CataBlast is an accuracy-based game where you use a catapult to hurl a projectile at a target - which in this case is blocks - all the while adjusting the velocity to hit your aim. Other factors to consider include the trajectory of the projectile and the distance to the target. This game needs at least two or more players, but it will be better if you will play by teams. For you to win, you need to hit as many blocks as you can. Three missed shots, and you are out!
The physics behind the catapult is projectile motion; wherein the force it is put through after releasing the projectile is its own weight. The projectile motion refers to the motion of an object projected into the air. The object projected is called a projectile, while the path it goes through is called a trajectory.
The horizontal and vertical motion of the CataBlast can be analyzed - resulting in the equation for the distance to be travelled by the projectile given the initial velocity and the angle. The horizontal and vertical motion of the CataBlast can be examined independently. It can be seen as a two-dimensional projectile motion making air resistance negligible, meaning no acceleration happens on the horizontal axis and gravity only acts on the vertical axis. Kinematic Equations are used here to compute for the information of the object’s motion.
Youtube Link: https://youtu.be/3jFISPGebtM
1) Popsicle Sticks
2) Rubber Bands
3) Glue Gun and Glue Stick
1) Hard Paper (Small Box Cut-Out - 2 inches by 2 inches)

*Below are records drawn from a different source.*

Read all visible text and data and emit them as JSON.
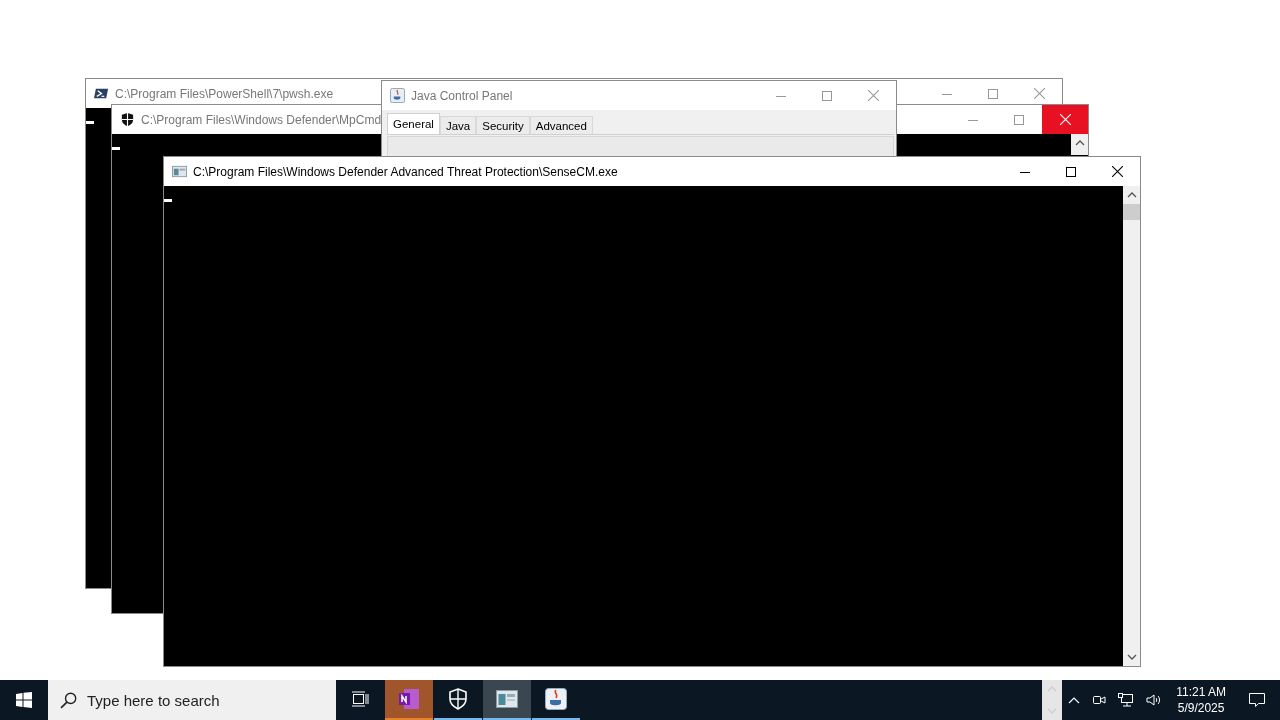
{
  "windows": [
    {
      "kind": "console",
      "title": "C:\\Program Files\\PowerShell\\7\\pwsh.exe",
      "focused": false,
      "close_hover": false
    },
    {
      "kind": "console",
      "title": "C:\\Program Files\\Windows Defender\\MpCmd",
      "focused": false,
      "close_hover": true
    },
    {
      "kind": "java",
      "title": "Java Control Panel",
      "focused": false,
      "close_hover": false,
      "tabs": [
        {
          "label": "General",
          "selected": true
        },
        {
          "label": "Java",
          "selected": false
        },
        {
          "label": "Security",
          "selected": false
        },
        {
          "label": "Advanced",
          "selected": false
        }
      ]
    },
    {
      "kind": "console",
      "title": "C:\\Program Files\\Windows Defender Advanced Threat Protection\\SenseCM.exe",
      "focused": true,
      "close_hover": false
    }
  ],
  "taskbar": {
    "search": {
      "placeholder": "Type here to search"
    },
    "apps": [
      {
        "kind": "onenote",
        "running": true,
        "selected": false,
        "hovered": true
      },
      {
        "kind": "shield",
        "running": true,
        "selected": false,
        "hovered": false
      },
      {
        "kind": "console",
        "running": true,
        "selected": true,
        "hovered": false
      },
      {
        "kind": "java",
        "running": true,
        "selected": false,
        "hovered": false
      }
    ],
    "time": "11:21 AM",
    "date": "5/9/2025"
  }
}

1) Marble or Rubber Ball
2) Crumpled and Condensed Paper
Step 1: Creating the Base of the Catapult
Attach six (6) popsicle sticks together with rubber bands. Make sure that they are all aligned before tieing the rubber bands on each of its ends. Use the attached image as a guide.
Step 2: Creating the Arm of the Catapult

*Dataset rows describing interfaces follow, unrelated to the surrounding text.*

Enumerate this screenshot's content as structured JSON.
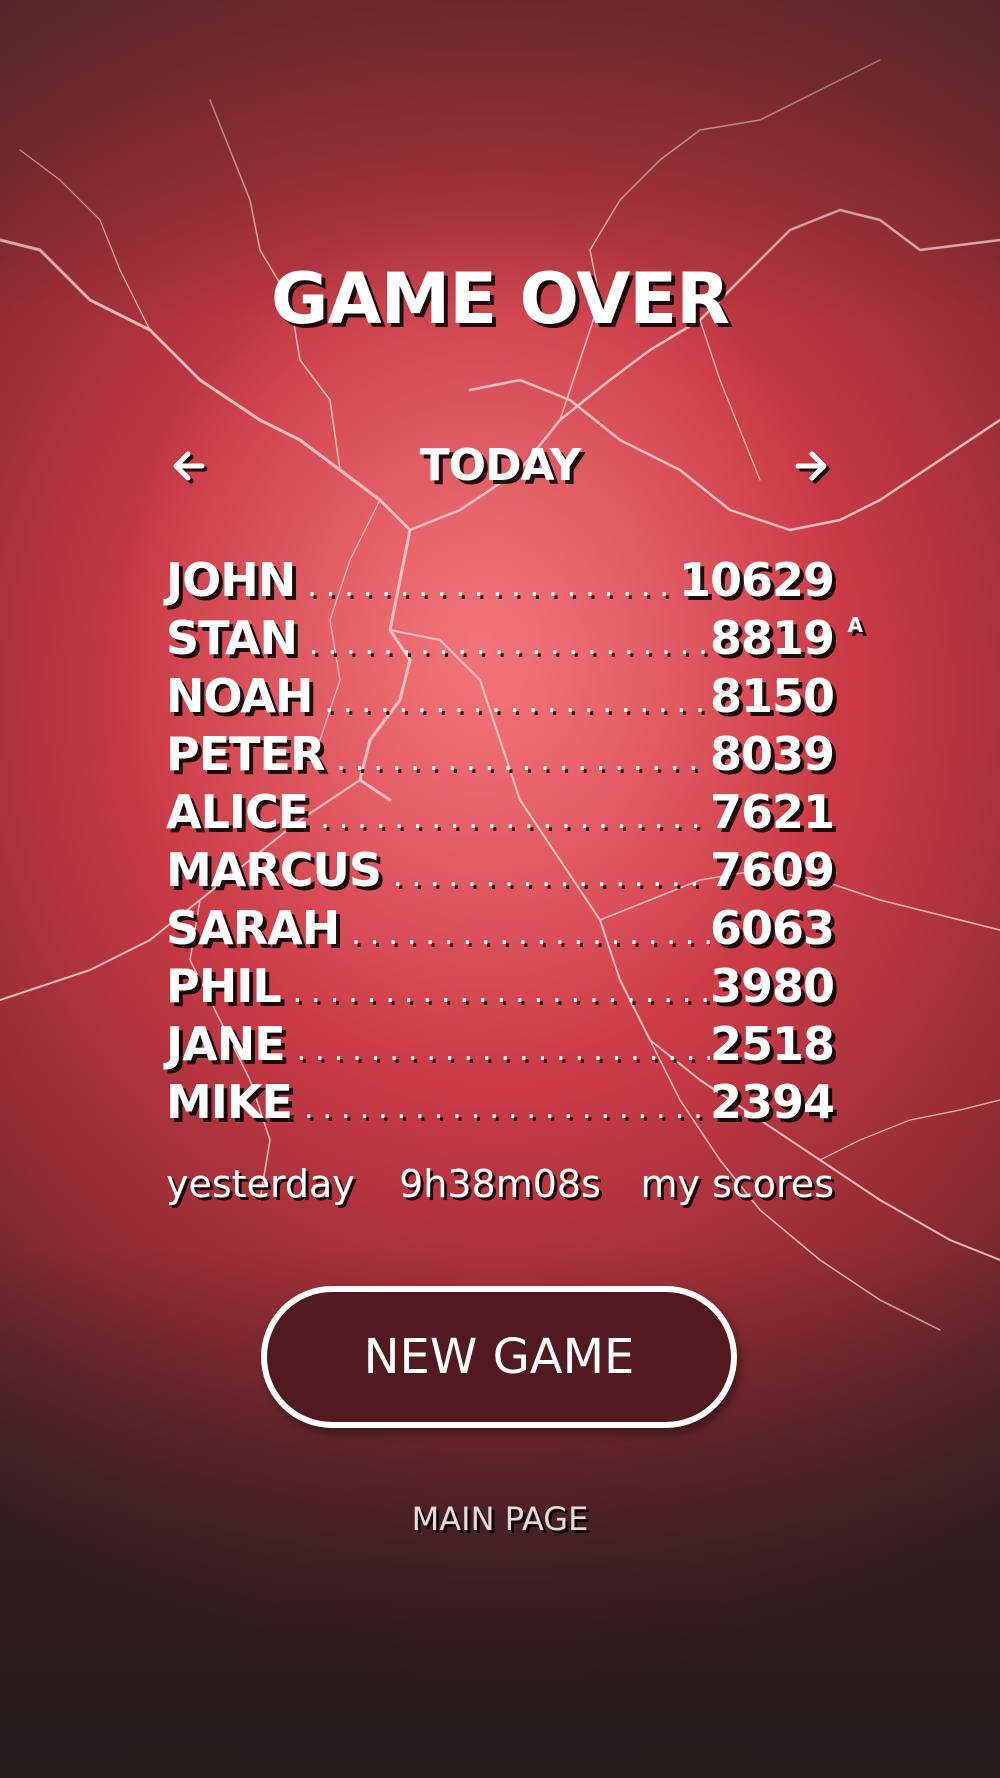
{
  "screen": {
    "title": "GAME OVER",
    "period": "TODAY",
    "prev_icon": "arrow-left-icon",
    "next_icon": "arrow-right-icon"
  },
  "leaderboard": [
    {
      "name": "JOHN",
      "score": "10629",
      "mark": ""
    },
    {
      "name": "STAN",
      "score": "8819",
      "mark": "A"
    },
    {
      "name": "NOAH",
      "score": "8150",
      "mark": ""
    },
    {
      "name": "PETER",
      "score": "8039",
      "mark": ""
    },
    {
      "name": "ALICE",
      "score": "7621",
      "mark": ""
    },
    {
      "name": "MARCUS",
      "score": "7609",
      "mark": ""
    },
    {
      "name": "SARAH",
      "score": "6063",
      "mark": ""
    },
    {
      "name": "PHIL",
      "score": "3980",
      "mark": ""
    },
    {
      "name": "JANE",
      "score": "2518",
      "mark": ""
    },
    {
      "name": "MIKE",
      "score": "2394",
      "mark": ""
    }
  ],
  "footer": {
    "yesterday": "yesterday",
    "timer": "9h38m08s",
    "my_scores": "my scores"
  },
  "buttons": {
    "new_game": "NEW GAME",
    "main_page": "MAIN PAGE"
  },
  "colors": {
    "background": "#c23b45",
    "button_fill": "#521a20",
    "text": "#ffffff"
  }
}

To create the arm that will propel the ball, you need one popsicle stick attached to the middle of the base that you previously created. To do this, take one rubber band, and securely wrap the edge of the popsicle stick to the base. By the end of this step, you should have created a letter ‘t’. Use the attached image as a guide.

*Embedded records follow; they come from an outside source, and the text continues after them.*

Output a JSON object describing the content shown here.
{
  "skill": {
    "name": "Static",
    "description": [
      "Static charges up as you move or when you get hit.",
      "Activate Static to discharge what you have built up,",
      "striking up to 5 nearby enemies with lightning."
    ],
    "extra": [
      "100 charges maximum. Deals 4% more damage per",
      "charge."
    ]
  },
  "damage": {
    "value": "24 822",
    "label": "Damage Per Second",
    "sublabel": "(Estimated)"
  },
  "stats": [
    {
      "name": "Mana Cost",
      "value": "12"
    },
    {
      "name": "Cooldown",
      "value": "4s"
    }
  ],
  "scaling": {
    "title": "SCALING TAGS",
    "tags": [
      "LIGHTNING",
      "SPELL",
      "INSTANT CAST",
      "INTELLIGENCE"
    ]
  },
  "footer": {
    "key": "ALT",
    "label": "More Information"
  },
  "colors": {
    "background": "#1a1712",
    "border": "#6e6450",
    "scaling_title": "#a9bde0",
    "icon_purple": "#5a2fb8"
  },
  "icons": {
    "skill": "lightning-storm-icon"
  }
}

Step 3: Creating the Frame of the Catapult
Take three (3) popsicle sticks. Attached two (2) of them to the edge of the base (side frames) and the other one (1) over the back frame. This will serve as a support for the catapult. To do the side frames, place the "t" in an upside-down position, then take two (2) popsicle sticks and attach them to each of the edges using a glue gun. Add the last Popsicle stick with a glue gun over the two side frames, making the backs frame. You should see a square by now. (Optional: You can add 2 smaller popsicle sticks over each side frame to increase the durability of the catapult)
Step 4: Creating the Tail of the Catapult
For extra durability, create a tail for the catapult. Attach a small piece of the popsicle stick to the middle of the back frame. Then, take a rubber band to connect the tail to the arm. Do not forget to glue the rubber band on the front side so it does not fall off.
Step 5: Creating the Bucket of the Catapult
Create the bucket by gluing pieces of the trimmed popsicle sticks together. Make sure that all the trimmed popsicle sticks are of the same size. The size will depend on your blaster ball.
Step 6: Play and Enjoy!
Finally. You are done! Start inviting your family and friends to join you in playing CataBLAST. Just simply aim, hit the blocks, and WIN!
Beck, K. (2020, February 1). How Does a Catapult Work? https://sciencing.com/modern-uses-catapult-8597229.html
Lumen Learning. (n.d.). Projectile Motion. https://courses.lumenlearning.com/physics/chapter/3-4-projectile-motion/#:~:text=Projectile%20motion%20is%20the%20motion,path%20is%20called%20its%20trajectory.
LITTLE EXPLORERS-STEM ACTIVITIES FOR KIDS. (2017, December 31). How TO MAKE POPSICLE CATAPULT. http://www.stemlittleexplorers.com/en/make-popsicle-catapult/